Practical Reflections on Proverbs 7

Proverbs 7  •  5 min. read  •  grade level: 5
In this seventh chapter we have another aspect of Wisdom's ways. It is not open wickedness in which the will is active against which it directs its remonstrances; it speaks of the snares laid for those who have no intention to do evil, but whose lusts and passions lay them open to those snares. Hence, the soul is called upon to be previously diligently filled with the precepts and counsels of wisdom that it may be in no way taken in them.
This is a very important point. It is not sufficient (how often has the Christian found it!) not to have any intention to do evil, nor even to have the intention to do right. We are in a world of snares and temptations. We have to watch and pray lest we enter into temptation—to have the soul filled with the divine things of wisdom, and the thoughts of wisdom guiding the mind and the path, so that the allurements of evil and Satan's wiles take no hold upon us. The mind lives in another sphere. It is indeed another nature to which evil is offensive, and which detects it in the allurement itself and deals with that as evil instead of being attracted by it. The precepts and light of divine wisdom fill and guide the thoughts; and evil is evil—is contrary to the state of the soul, walking in lowliness and obedience, not as fools but as wise, simple concerning evil indeed, but wise concerning that which is good. The words of counsel, implying as we have seen obedience and subjection of heart, are to be kept and the commandments of a father laid up. And they are to be kept as well as laid up, and treasured, delighted in, kept before one's mind on the fingers and tables of the heart, and confessed and owned as that with which we are of kin, to keep us from the flatteries and allurements of sin.

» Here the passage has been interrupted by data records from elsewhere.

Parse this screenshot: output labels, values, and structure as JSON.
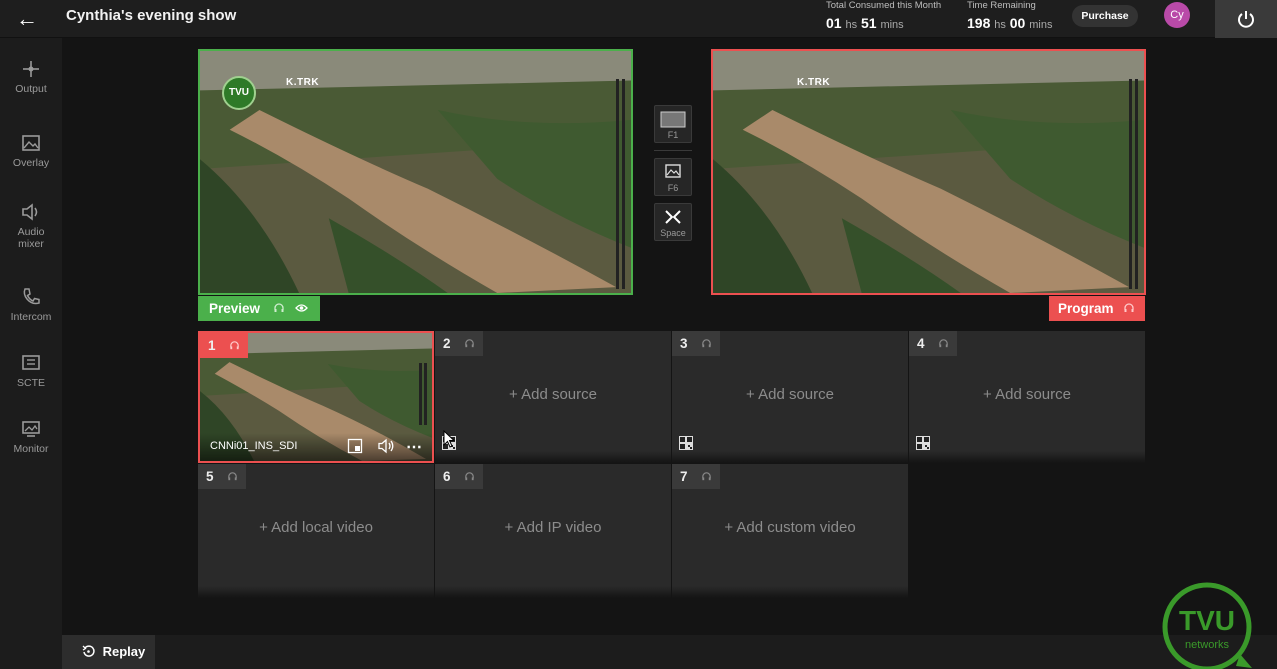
{
  "header": {
    "title": "Cynthia's evening show",
    "consumed_label": "Total Consumed this Month",
    "consumed_hours": "01",
    "consumed_mins": "51",
    "remaining_label": "Time Remaining",
    "remaining_hours": "198",
    "remaining_mins": "00",
    "hs_unit": "hs",
    "mins_unit": "mins",
    "purchase_label": "Purchase",
    "avatar_initials": "Cy"
  },
  "sidebar": {
    "items": [
      {
        "label": "Output",
        "icon": "output-icon"
      },
      {
        "label": "Overlay",
        "icon": "image-icon"
      },
      {
        "label": "Audio mixer",
        "icon": "speaker-icon"
      },
      {
        "label": "Intercom",
        "icon": "phone-icon"
      },
      {
        "label": "SCTE",
        "icon": "ad-icon"
      },
      {
        "label": "Monitor",
        "icon": "monitor-icon"
      }
    ]
  },
  "preview": {
    "label": "Preview",
    "watermark": "K.TRK",
    "logo_text": "TVU",
    "border_color": "#4bb04b"
  },
  "program": {
    "label": "Program",
    "watermark": "K.TRK",
    "border_color": "#ec5050"
  },
  "controls": [
    {
      "key": "F1",
      "icon": "cut-icon"
    },
    {
      "key": "F6",
      "icon": "image-icon"
    },
    {
      "key": "Space",
      "icon": "transition-icon"
    }
  ],
  "sources": [
    {
      "num": "1",
      "name": "CNNi01_INS_SDI",
      "add": ""
    },
    {
      "num": "2",
      "add": "+ Add source"
    },
    {
      "num": "3",
      "add": "+ Add source"
    },
    {
      "num": "4",
      "add": "+ Add source"
    },
    {
      "num": "5",
      "add": "+ Add local video"
    },
    {
      "num": "6",
      "add": "+ Add IP video"
    },
    {
      "num": "7",
      "add": "+ Add custom video"
    }
  ],
  "footer": {
    "replay_label": "Replay"
  },
  "brand": {
    "logo_text": "TVU",
    "logo_subtext": "networks",
    "accent": "#3a9a2a"
  }
}
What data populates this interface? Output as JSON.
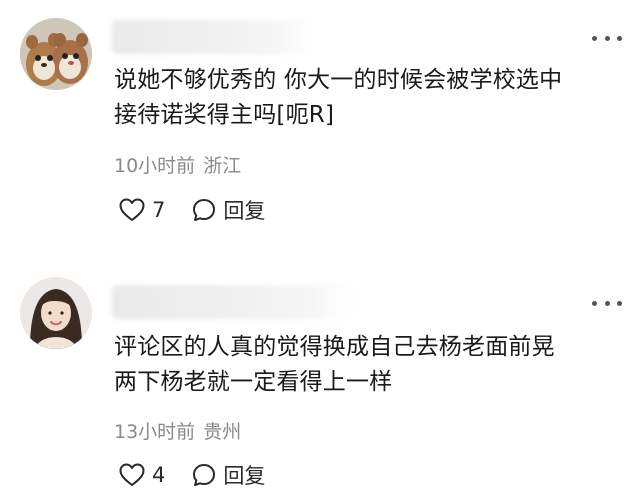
{
  "comments": [
    {
      "content": "说她不够优秀的 你大一的时候会被学校选中\n接待诺奖得主吗[呃R]",
      "time": "10小时前",
      "location": "浙江",
      "like_count": "7",
      "reply_label": "回复",
      "avatar_icon": "chipmunk-plush-avatar"
    },
    {
      "content": "评论区的人真的觉得换成自己去杨老面前晃\n两下杨老就一定看得上一样",
      "time": "13小时前",
      "location": "贵州",
      "like_count": "4",
      "reply_label": "回复",
      "avatar_icon": "woman-portrait-avatar"
    }
  ],
  "icons": {
    "like": "heart-outline-icon",
    "reply": "speech-bubble-icon",
    "more": "more-dots-icon"
  },
  "colors": {
    "text": "#1a1a1a",
    "meta": "#8a8a8a",
    "icon": "#2a2a2a"
  }
}
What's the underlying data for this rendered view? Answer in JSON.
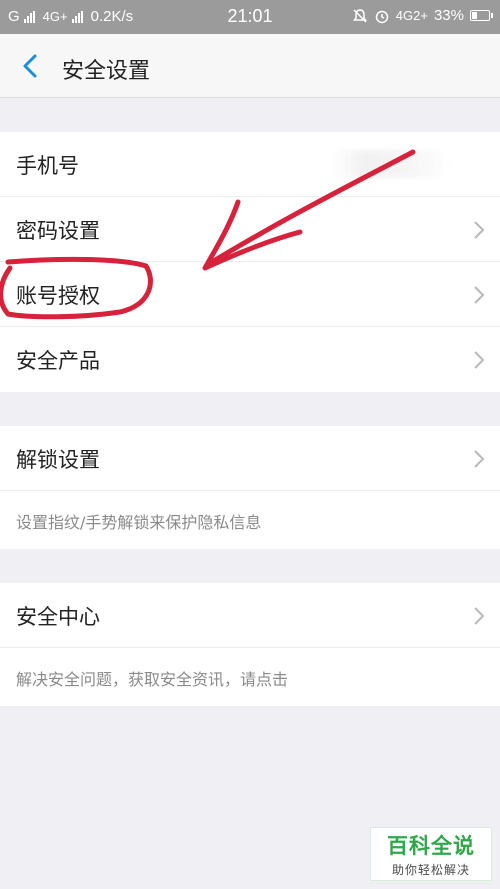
{
  "status_bar": {
    "carrier1": "G",
    "network": "4G+",
    "speed": "0.2K/s",
    "time": "21:01",
    "network_right": "4G2+",
    "battery": "33%",
    "battery_level": 0.33,
    "icons": [
      "mute-icon",
      "alarm-icon",
      "battery-icon"
    ]
  },
  "nav": {
    "back_icon": "chevron-left-icon",
    "title": "安全设置"
  },
  "groups": [
    {
      "rows": [
        {
          "label": "手机号",
          "has_chevron": false
        },
        {
          "label": "密码设置",
          "has_chevron": true
        },
        {
          "label": "账号授权",
          "has_chevron": true
        },
        {
          "label": "安全产品",
          "has_chevron": true
        }
      ]
    },
    {
      "rows": [
        {
          "label": "解锁设置",
          "has_chevron": true
        }
      ],
      "hint": "设置指纹/手势解锁来保护隐私信息"
    },
    {
      "rows": [
        {
          "label": "安全中心",
          "has_chevron": true
        }
      ],
      "hint": "解决安全问题，获取安全资讯，请点击"
    }
  ],
  "watermark": {
    "title": "百科全说",
    "subtitle": "助你轻松解决"
  },
  "colors": {
    "accent": "#1a8fd6",
    "annotation": "#d6223a",
    "watermark_green": "#2fa84a"
  }
}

The young man void of understanding went, note, the way of her house. It was not a deliberate purpose as verse 21 shows; but the path of wisdom and her precepts would never have led him there—would have led and kept him elsewhere. He followed at least the idleness of his heart. This is a solemn warning. Nor is there light on this path. He was not walking in that light in which a man does not stumble. Not is the conscience ever really good there. It is not an actually bad conscience, but a good conscience is always in the presence of God. “He that doeth truth cometh to the light, that his deeds may be made manifest that they are wrought in God.” Here there were passions ready to be ensnared, without a safeguard; and a conscience which darkness suited better than light, which was not walking in the light; idleness of will which had shame, in a measure, of its own ways. It was not a path in the broad daylight of God. And, oh! how great a thing it is, and how blessed a thing I Look at the path of Jesus: where was that? We have greatly to seek this.
But now we have the boldness of a hardened conscience—a terrible thing. A defiled one with a broken heart Christ can meet; but a bold one is a shocking thing. There is no home to such a heart. But the idleness of passion is no safeguard against its ways. It can flatter, awaken lust, be ready to minister to it to win its ways. It reckons on fear in the unhardened, though it has none. It has its means, however false, of guarding against it; for one is a mean thing even if hardened. There was no “good-man” at all. It was naked vice; but stolen waters are sweet, though sin fills with fear. And the idle soul is caught in snares its will did not seek; but it was none the less the path of death. Nor is it the only snare the idle soul may meet. The soul that does not watch and pray (that is not filled with wisdom's ways and wisdom's thoughts, kept by God's presence) will meet temptation somewhere. Still here it is the snare of the strange woman. Her house is the way to hell. She hath cast down many wounded, and strong men are all her slain. It is not human strength that resists temptation and passion; and such temptation has been the ruin of many who in this world were mighty and even morally mighty. They have fallen under the snare and were ruined; those who otherwise boast themselves have through this been weakness and brought to ruin. The wise man presses it on him who had ears to hear.
Hebrew scholars make here a word which usually means “strong” to mean “numerous.” I confess I do not see why, nor how it can be sound with col—all. Many wounded has she made to fall, and strong ones are all her slain. I do not see the sense of numerous are all her slain; but that strength is of no avail against the snare, figuratively to show the danger and how powerful the snare is. To say that all her slain were strong ones is every way to the purpose. However, this I must leave to abler Hebraists than myself. Only the Hebrew word is everywhere else used for mighty or strong. The Authorized version gives “strong,” but turns “all” into “many.” I confess “strong ones are all her slain” is much more to the moral purpose of the sentence than anything else.